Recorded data
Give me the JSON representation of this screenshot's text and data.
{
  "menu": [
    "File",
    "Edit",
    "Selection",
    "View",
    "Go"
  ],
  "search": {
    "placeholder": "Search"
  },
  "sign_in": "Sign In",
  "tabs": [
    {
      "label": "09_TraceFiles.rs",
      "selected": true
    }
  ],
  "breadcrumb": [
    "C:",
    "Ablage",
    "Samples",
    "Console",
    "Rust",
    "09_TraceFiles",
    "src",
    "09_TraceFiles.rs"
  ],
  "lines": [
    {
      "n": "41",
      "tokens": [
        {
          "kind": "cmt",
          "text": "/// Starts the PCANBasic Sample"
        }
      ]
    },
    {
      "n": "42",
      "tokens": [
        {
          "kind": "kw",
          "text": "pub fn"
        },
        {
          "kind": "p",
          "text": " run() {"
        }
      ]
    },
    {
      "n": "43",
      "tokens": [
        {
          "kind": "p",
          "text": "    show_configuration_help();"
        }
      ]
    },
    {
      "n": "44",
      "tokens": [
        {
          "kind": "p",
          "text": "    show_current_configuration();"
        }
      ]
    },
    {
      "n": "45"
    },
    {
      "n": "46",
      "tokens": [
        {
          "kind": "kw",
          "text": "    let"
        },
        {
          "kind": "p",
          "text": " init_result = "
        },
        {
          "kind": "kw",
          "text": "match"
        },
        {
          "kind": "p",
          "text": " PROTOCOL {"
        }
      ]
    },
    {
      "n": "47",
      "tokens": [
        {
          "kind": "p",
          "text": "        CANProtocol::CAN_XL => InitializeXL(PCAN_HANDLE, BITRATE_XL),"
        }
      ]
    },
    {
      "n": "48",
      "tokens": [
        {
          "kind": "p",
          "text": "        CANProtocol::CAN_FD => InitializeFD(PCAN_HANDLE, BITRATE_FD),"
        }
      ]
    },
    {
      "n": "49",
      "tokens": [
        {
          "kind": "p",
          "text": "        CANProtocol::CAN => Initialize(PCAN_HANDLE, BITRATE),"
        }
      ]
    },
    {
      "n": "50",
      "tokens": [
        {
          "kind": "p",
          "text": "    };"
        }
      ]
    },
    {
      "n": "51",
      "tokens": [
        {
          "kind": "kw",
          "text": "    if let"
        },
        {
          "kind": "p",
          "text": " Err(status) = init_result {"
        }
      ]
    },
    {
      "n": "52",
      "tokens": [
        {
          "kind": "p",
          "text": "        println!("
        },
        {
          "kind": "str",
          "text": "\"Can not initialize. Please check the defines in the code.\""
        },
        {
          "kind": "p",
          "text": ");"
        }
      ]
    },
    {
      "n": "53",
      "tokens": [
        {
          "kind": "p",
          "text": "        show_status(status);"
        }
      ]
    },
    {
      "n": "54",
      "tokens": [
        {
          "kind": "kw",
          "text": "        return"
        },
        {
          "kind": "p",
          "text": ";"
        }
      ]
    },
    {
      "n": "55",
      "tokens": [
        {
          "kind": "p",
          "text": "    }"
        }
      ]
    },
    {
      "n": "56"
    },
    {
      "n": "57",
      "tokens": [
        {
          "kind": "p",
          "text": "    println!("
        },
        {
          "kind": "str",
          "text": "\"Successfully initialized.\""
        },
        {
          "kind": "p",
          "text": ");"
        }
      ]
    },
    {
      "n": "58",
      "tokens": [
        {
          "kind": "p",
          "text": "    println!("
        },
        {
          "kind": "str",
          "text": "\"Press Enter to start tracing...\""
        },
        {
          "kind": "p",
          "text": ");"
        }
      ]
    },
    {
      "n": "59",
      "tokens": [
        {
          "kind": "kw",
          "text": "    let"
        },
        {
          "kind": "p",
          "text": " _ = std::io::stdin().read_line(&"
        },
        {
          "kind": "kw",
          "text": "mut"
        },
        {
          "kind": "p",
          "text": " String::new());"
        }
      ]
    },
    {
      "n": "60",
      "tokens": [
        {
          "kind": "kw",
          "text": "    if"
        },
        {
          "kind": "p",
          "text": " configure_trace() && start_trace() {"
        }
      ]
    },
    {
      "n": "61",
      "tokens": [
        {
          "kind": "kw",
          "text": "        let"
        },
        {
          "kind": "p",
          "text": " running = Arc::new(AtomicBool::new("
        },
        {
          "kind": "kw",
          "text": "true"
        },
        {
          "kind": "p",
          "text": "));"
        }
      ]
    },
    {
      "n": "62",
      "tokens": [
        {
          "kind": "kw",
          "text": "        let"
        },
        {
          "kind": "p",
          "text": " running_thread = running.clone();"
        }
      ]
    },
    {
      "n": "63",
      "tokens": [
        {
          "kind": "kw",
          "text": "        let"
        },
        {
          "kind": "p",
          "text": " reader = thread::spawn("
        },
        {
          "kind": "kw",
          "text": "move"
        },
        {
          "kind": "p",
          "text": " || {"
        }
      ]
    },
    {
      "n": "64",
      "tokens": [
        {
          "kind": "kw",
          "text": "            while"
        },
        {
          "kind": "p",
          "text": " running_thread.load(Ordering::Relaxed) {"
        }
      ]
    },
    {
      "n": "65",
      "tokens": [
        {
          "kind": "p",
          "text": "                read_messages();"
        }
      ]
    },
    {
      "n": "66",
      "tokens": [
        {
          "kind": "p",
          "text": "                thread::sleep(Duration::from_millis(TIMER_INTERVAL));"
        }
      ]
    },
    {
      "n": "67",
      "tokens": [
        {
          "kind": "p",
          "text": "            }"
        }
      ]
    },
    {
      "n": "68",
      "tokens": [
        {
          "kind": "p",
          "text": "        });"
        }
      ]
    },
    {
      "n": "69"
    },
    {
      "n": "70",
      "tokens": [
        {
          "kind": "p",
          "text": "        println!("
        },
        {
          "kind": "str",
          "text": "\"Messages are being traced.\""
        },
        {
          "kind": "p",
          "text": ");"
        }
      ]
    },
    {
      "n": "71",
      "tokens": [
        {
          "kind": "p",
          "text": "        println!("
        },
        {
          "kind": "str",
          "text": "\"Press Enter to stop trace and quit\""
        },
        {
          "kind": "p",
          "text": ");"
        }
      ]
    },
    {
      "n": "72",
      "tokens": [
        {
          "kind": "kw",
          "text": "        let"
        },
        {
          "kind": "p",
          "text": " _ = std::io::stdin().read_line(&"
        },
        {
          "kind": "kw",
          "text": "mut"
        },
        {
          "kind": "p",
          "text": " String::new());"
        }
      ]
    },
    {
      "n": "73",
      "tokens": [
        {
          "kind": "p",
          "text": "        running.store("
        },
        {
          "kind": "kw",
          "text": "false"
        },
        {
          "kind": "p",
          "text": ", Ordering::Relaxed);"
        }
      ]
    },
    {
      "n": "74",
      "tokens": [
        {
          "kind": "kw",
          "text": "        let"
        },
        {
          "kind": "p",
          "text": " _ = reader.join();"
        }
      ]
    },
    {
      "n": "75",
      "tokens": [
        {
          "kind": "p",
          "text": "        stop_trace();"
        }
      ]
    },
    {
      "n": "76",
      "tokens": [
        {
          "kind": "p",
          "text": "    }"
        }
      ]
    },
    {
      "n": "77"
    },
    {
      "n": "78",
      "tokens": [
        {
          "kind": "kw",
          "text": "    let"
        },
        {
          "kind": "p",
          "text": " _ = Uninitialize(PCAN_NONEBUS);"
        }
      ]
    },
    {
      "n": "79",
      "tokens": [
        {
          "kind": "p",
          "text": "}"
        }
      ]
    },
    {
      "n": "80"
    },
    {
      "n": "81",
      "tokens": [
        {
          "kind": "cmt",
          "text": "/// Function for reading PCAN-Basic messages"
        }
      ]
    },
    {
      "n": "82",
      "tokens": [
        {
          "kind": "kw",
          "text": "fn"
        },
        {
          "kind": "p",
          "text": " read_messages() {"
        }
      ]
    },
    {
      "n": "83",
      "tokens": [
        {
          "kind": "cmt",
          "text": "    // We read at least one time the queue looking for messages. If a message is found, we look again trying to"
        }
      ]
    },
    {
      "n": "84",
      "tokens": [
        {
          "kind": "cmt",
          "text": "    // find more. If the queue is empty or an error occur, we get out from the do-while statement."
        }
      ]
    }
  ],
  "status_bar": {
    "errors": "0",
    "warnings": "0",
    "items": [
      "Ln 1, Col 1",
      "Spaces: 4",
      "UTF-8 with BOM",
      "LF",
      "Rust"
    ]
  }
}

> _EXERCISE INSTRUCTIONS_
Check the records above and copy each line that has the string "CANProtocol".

> _RESULT OF THE EXERCISE_
          "text": "        CANProtocol::CAN_XL => InitializeXL(PCAN_HANDLE, BITRATE_XL),"
          "text": "        CANProtocol::CAN_FD => InitializeFD(PCAN_HANDLE, BITRATE_FD),"
          "text": "        CANProtocol::CAN => Initialize(PCAN_HANDLE, BITRATE),"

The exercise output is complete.